= Task inputs =
────

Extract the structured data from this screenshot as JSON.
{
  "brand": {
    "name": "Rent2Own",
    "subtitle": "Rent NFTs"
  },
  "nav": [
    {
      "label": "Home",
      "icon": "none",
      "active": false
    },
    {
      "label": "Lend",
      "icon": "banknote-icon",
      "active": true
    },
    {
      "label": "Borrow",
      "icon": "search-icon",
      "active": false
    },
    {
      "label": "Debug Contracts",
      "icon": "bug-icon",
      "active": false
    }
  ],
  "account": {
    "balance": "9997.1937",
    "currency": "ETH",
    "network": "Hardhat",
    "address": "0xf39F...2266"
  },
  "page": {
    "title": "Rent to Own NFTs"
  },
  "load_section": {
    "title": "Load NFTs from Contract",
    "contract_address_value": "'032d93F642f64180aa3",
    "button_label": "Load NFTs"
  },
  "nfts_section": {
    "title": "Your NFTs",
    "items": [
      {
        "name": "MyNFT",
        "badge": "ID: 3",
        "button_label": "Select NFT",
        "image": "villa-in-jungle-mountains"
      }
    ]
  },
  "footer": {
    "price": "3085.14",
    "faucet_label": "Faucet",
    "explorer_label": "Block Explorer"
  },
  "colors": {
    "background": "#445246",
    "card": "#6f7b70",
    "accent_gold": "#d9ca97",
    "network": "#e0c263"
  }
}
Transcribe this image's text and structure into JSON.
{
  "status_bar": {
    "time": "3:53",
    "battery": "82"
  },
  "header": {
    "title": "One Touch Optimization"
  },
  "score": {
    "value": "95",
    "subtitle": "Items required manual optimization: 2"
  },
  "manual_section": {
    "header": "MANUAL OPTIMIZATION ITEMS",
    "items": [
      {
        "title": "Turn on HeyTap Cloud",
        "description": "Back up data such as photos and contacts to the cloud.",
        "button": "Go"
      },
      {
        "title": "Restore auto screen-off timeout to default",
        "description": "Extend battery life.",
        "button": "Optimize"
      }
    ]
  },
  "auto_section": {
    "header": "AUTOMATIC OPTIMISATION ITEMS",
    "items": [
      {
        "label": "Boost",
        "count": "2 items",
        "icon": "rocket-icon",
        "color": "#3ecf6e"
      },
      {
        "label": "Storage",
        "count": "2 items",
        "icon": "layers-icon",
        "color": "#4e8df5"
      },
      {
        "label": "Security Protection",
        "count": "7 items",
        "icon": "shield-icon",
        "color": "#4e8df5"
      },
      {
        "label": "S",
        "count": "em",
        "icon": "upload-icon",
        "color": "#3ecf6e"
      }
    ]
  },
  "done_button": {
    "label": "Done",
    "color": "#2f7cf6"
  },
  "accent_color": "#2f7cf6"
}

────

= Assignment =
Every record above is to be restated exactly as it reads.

= Output for this exercise =
Extract the structured data from this screenshot as JSON.
{
  "brand": {
    "name": "Rent2Own",
    "subtitle": "Rent NFTs"
  },
  "nav": [
    {
      "label": "Home",
      "icon": "none",
      "active": false
    },
    {
      "label": "Lend",
      "icon": "banknote-icon",
      "active": true
    },
    {
      "label": "Borrow",
      "icon": "search-icon",
      "active": false
    },
    {
      "label": "Debug Contracts",
      "icon": "bug-icon",
      "active": false
    }
  ],
  "account": {
    "balance": "9997.1937",
    "currency": "ETH",
    "network": "Hardhat",
    "address": "0xf39F...2266"
  },
  "page": {
    "title": "Rent to Own NFTs"
  },
  "load_section": {
    "title": "Load NFTs from Contract",
    "contract_address_value": "'032d93F642f64180aa3",
    "button_label": "Load NFTs"
  },
  "nfts_section": {
    "title": "Your NFTs",
    "items": [
      {
        "name": "MyNFT",
        "badge": "ID: 3",
        "button_label": "Select NFT",
        "image": "villa-in-jungle-mountains"
      }
    ]
  },
  "footer": {
    "price": "3085.14",
    "faucet_label": "Faucet",
    "explorer_label": "Block Explorer"
  },
  "colors": {
    "background": "#445246",
    "card": "#6f7b70",
    "accent_gold": "#d9ca97",
    "network": "#e0c263"
  }
}
Transcribe this image's text and structure into JSON.
{
  "status_bar": {
    "time": "3:53",
    "battery": "82"
  },
  "header": {
    "title": "One Touch Optimization"
  },
  "score": {
    "value": "95",
    "subtitle": "Items required manual optimization: 2"
  },
  "manual_section": {
    "header": "MANUAL OPTIMIZATION ITEMS",
    "items": [
      {
        "title": "Turn on HeyTap Cloud",
        "description": "Back up data such as photos and contacts to the cloud.",
        "button": "Go"
      },
      {
        "title": "Restore auto screen-off timeout to default",
        "description": "Extend battery life.",
        "button": "Optimize"
      }
    ]
  },
  "auto_section": {
    "header": "AUTOMATIC OPTIMISATION ITEMS",
    "items": [
      {
        "label": "Boost",
        "count": "2 items",
        "icon": "rocket-icon",
        "color": "#3ecf6e"
      },
      {
        "label": "Storage",
        "count": "2 items",
        "icon": "layers-icon",
        "color": "#4e8df5"
      },
      {
        "label": "Security Protection",
        "count": "7 items",
        "icon": "shield-icon",
        "color": "#4e8df5"
      },
      {
        "label": "S",
        "count": "em",
        "icon": "upload-icon",
        "color": "#3ecf6e"
      }
    ]
  },
  "done_button": {
    "label": "Done",
    "color": "#2f7cf6"
  },
  "accent_color": "#2f7cf6"
}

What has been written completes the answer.